--- Exercise ---
All lines that hold the string "External" should be copied. Find them in the listing below.

--- Exercise materials ---

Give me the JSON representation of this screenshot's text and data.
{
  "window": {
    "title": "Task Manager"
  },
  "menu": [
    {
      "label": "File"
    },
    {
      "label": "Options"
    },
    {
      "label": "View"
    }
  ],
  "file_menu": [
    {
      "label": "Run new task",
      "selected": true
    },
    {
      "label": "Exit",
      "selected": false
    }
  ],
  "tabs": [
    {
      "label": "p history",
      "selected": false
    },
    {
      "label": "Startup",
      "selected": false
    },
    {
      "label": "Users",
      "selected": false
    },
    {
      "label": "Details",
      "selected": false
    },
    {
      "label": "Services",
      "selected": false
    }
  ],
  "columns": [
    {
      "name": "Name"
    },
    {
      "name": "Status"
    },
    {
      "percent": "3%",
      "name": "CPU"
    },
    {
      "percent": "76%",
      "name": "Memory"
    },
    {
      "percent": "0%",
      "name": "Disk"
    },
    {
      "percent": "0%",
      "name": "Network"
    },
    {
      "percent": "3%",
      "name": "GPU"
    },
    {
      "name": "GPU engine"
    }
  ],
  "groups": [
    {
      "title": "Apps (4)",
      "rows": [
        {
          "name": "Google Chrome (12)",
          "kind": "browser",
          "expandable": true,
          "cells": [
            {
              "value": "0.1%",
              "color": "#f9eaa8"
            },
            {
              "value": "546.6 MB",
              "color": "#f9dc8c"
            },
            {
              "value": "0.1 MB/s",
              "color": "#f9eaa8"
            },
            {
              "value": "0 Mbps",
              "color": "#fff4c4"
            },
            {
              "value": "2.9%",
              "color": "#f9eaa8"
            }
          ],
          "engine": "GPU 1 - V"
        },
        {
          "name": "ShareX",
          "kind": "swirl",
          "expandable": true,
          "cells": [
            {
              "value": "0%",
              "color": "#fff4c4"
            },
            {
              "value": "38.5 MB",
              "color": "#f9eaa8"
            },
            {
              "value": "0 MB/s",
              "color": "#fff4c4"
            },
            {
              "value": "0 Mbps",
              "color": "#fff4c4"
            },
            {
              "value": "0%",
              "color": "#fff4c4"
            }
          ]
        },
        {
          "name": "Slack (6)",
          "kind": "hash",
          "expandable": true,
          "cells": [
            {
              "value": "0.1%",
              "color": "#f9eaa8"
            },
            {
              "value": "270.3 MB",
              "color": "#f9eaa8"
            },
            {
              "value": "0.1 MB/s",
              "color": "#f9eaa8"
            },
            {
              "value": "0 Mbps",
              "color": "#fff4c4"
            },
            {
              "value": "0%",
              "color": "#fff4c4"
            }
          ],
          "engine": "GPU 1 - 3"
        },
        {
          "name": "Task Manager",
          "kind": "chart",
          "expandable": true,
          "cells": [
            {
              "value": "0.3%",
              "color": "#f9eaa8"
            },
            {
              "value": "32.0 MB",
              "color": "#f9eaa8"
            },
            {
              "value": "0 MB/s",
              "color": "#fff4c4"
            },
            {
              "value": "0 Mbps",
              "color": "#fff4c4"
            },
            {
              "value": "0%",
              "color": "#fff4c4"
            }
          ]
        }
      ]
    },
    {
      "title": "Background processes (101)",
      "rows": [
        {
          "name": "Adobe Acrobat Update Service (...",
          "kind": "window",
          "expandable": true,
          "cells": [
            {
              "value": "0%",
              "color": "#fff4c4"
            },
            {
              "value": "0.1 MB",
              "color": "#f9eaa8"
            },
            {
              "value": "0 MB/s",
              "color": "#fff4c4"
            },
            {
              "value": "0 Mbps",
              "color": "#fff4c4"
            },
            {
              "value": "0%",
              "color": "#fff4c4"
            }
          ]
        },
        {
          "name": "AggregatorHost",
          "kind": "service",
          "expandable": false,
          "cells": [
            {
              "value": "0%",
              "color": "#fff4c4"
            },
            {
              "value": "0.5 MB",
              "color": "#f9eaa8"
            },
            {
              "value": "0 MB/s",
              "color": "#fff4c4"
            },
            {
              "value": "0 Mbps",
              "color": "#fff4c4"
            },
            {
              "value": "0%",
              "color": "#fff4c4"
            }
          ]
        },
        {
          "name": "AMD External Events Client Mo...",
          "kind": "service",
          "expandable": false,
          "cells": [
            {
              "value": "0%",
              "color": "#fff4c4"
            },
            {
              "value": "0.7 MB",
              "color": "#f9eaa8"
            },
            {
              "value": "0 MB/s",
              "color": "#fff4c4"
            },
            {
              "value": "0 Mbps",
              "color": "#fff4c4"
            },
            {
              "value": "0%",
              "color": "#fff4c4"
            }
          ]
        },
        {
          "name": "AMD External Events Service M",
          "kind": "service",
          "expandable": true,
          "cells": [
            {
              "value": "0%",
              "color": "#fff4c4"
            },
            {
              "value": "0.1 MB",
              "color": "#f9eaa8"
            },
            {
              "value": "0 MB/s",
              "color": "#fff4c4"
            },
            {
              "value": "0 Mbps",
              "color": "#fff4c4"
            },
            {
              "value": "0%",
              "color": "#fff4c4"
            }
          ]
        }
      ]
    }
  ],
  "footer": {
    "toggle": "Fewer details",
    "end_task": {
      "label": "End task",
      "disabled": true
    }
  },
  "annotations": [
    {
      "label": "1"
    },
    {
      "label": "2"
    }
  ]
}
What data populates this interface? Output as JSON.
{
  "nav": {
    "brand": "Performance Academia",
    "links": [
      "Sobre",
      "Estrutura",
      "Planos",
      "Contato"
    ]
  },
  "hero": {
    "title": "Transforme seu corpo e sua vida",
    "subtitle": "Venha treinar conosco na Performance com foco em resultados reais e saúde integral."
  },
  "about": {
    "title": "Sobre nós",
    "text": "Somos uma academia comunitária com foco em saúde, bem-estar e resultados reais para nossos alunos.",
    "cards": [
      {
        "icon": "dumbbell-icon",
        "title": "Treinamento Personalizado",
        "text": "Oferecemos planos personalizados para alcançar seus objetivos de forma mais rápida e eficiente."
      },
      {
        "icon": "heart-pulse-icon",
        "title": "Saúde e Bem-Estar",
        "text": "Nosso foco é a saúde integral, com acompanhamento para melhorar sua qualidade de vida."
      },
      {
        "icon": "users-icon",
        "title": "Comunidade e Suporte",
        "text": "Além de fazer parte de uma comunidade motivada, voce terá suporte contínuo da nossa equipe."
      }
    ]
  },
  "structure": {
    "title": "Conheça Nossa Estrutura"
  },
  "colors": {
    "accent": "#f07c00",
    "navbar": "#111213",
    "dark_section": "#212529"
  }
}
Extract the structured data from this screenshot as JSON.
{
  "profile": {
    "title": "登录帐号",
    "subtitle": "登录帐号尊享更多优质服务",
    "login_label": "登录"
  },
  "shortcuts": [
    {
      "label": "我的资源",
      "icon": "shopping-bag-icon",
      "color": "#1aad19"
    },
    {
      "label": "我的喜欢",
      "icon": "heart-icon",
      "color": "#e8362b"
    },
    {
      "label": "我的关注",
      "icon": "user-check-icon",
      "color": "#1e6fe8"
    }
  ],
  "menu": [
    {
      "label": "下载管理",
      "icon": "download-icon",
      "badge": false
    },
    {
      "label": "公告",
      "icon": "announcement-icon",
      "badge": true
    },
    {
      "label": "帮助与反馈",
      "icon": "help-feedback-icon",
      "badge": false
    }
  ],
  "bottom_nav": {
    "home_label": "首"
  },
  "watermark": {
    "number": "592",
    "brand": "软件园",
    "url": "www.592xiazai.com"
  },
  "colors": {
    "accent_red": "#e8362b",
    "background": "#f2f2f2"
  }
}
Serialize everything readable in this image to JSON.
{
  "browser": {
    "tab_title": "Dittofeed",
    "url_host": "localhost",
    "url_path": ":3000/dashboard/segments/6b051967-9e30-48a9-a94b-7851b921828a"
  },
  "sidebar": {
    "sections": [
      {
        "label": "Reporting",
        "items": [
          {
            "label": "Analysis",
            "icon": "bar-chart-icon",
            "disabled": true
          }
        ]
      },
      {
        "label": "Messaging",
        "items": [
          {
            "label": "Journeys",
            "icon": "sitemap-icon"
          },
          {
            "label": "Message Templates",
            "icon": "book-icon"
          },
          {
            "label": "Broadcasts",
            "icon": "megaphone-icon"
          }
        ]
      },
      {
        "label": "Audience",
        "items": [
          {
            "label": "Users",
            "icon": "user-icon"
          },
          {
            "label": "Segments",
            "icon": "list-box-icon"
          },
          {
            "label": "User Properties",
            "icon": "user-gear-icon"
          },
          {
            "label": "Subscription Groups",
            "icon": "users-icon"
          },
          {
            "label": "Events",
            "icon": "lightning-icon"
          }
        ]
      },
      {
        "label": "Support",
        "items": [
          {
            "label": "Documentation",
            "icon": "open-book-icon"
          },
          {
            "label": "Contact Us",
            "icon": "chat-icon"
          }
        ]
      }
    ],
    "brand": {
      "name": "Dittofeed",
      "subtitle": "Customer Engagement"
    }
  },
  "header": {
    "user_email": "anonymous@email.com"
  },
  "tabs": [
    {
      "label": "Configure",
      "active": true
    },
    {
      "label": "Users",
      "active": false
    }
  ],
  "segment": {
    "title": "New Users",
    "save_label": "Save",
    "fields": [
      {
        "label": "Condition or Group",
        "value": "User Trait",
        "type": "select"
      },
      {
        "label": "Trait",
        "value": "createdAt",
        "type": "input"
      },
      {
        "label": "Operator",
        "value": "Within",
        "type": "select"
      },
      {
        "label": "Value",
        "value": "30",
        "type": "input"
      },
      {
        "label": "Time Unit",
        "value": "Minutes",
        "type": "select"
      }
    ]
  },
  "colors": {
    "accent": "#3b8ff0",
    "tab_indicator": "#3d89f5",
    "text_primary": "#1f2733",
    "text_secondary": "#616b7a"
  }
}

--- Response area ---
          "name": "AMD External Events Client Mo...",
          "name": "AMD External Events Service M",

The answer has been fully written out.